**Task objective:** Report each line of the entries that includes "декабрь" by copying it.

** Records supplied follows **

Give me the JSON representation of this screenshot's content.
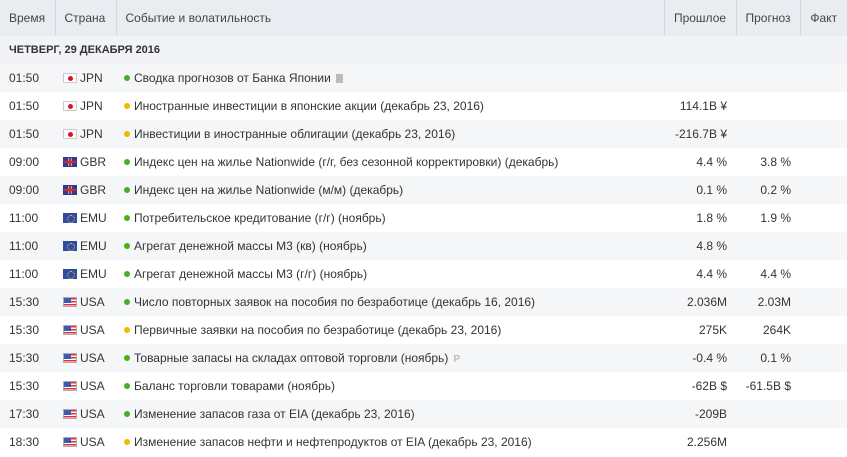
{
  "header": {
    "time": "Время",
    "country": "Страна",
    "event": "Событие и волатильность",
    "previous": "Прошлое",
    "forecast": "Прогноз",
    "actual": "Факт"
  },
  "date_label": "ЧЕТВЕРГ, 29 ДЕКАБРЯ 2016",
  "colors": {
    "low": "#4caf1a",
    "medium": "#f7b500"
  },
  "events": [
    {
      "time": "01:50",
      "country": "JPN",
      "volatility": "low",
      "event": "Сводка прогнозов от Банка Японии",
      "icon": "document-icon",
      "previous": "",
      "forecast": "",
      "actual": ""
    },
    {
      "time": "01:50",
      "country": "JPN",
      "volatility": "med",
      "event": "Иностранные инвестиции в японские акции (декабрь 23, 2016)",
      "previous": "114.1B ¥",
      "forecast": "",
      "actual": ""
    },
    {
      "time": "01:50",
      "country": "JPN",
      "volatility": "med",
      "event": "Инвестиции в иностранные облигации (декабрь 23, 2016)",
      "previous": "-216.7B ¥",
      "forecast": "",
      "actual": ""
    },
    {
      "time": "09:00",
      "country": "GBR",
      "volatility": "low",
      "event": "Индекс цен на жилье Nationwide (г/г, без сезонной корректировки) (декабрь)",
      "previous": "4.4 %",
      "forecast": "3.8 %",
      "actual": ""
    },
    {
      "time": "09:00",
      "country": "GBR",
      "volatility": "low",
      "event": "Индекс цен на жилье Nationwide (м/м) (декабрь)",
      "previous": "0.1 %",
      "forecast": "0.2 %",
      "actual": ""
    },
    {
      "time": "11:00",
      "country": "EMU",
      "volatility": "low",
      "event": "Потребительское кредитование (г/г) (ноябрь)",
      "previous": "1.8 %",
      "forecast": "1.9 %",
      "actual": ""
    },
    {
      "time": "11:00",
      "country": "EMU",
      "volatility": "low",
      "event": "Агрегат денежной массы M3 (кв) (ноябрь)",
      "previous": "4.8 %",
      "forecast": "",
      "actual": ""
    },
    {
      "time": "11:00",
      "country": "EMU",
      "volatility": "low",
      "event": "Агрегат денежной массы M3 (г/г) (ноябрь)",
      "previous": "4.4 %",
      "forecast": "4.4 %",
      "actual": ""
    },
    {
      "time": "15:30",
      "country": "USA",
      "volatility": "low",
      "event": "Число повторных заявок на пособия по безработице (декабрь 16, 2016)",
      "previous": "2.036M",
      "forecast": "2.03M",
      "actual": ""
    },
    {
      "time": "15:30",
      "country": "USA",
      "volatility": "med",
      "event": "Первичные заявки на пособия по безработице (декабрь 23, 2016)",
      "previous": "275K",
      "forecast": "264K",
      "actual": ""
    },
    {
      "time": "15:30",
      "country": "USA",
      "volatility": "low",
      "event": "Товарные запасы на складах оптовой торговли (ноябрь)",
      "tag": "P",
      "previous": "-0.4 %",
      "forecast": "0.1 %",
      "actual": ""
    },
    {
      "time": "15:30",
      "country": "USA",
      "volatility": "low",
      "event": "Баланс торговли товарами (ноябрь)",
      "previous": "-62B $",
      "forecast": "-61.5B $",
      "actual": ""
    },
    {
      "time": "17:30",
      "country": "USA",
      "volatility": "low",
      "event": "Изменение запасов газа от EIA (декабрь 23, 2016)",
      "previous": "-209B",
      "forecast": "",
      "actual": ""
    },
    {
      "time": "18:30",
      "country": "USA",
      "volatility": "med",
      "event": "Изменение запасов нефти и нефтепродуктов от EIA (декабрь 23, 2016)",
      "previous": "2.256M",
      "forecast": "",
      "actual": ""
    }
  ]
}
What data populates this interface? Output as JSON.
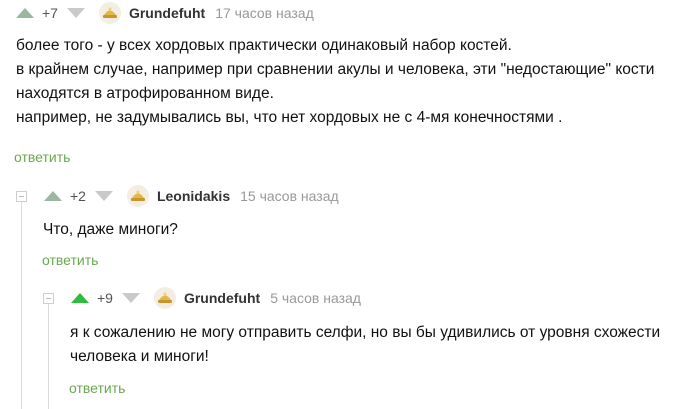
{
  "comments": [
    {
      "rating": "+7",
      "user": "Grundefuht",
      "time": "17 часов назад",
      "lines": [
        "более того - у всех хордовых практически одинаковый набор костей.",
        "в крайнем случае, например при сравнении акулы и человека, эти \"недостающие\" кости",
        "находятся в атрофированном виде.",
        "например, не задумывались вы, что нет хордовых не с 4-мя конечностями ."
      ],
      "reply": "ответить"
    },
    {
      "rating": "+2",
      "user": "Leonidakis",
      "time": "15 часов назад",
      "lines": [
        "Что, даже миноги?"
      ],
      "reply": "ответить"
    },
    {
      "rating": "+9",
      "user": "Grundefuht",
      "time": "5 часов назад",
      "lines": [
        "я к сожалению не могу отправить селфи, но вы бы удивились от уровня схожести",
        "человека и миноги!"
      ],
      "reply": "ответить"
    }
  ],
  "colors": {
    "vote_up": "#2ebd3c",
    "vote_up_muted": "#9bb7a1",
    "reply_link": "#6aa84f",
    "time": "#999999"
  },
  "icons": {
    "upvote": "triangle-up",
    "downvote": "triangle-down",
    "avatar": "default-avatar-hat",
    "collapse": "minus-box"
  }
}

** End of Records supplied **

**Response to this exercise:**
      "event": "Иностранные инвестиции в японские акции (декабрь 23, 2016)",
      "event": "Инвестиции в иностранные облигации (декабрь 23, 2016)",
      "event": "Индекс цен на жилье Nationwide (г/г, без сезонной корректировки) (декабрь)",
      "event": "Индекс цен на жилье Nationwide (м/м) (декабрь)",
      "event": "Число повторных заявок на пособия по безработице (декабрь 16, 2016)",
      "event": "Первичные заявки на пособия по безработице (декабрь 23, 2016)",
      "event": "Изменение запасов газа от EIA (декабрь 23, 2016)",
      "event": "Изменение запасов нефти и нефтепродуктов от EIA (декабрь 23, 2016)",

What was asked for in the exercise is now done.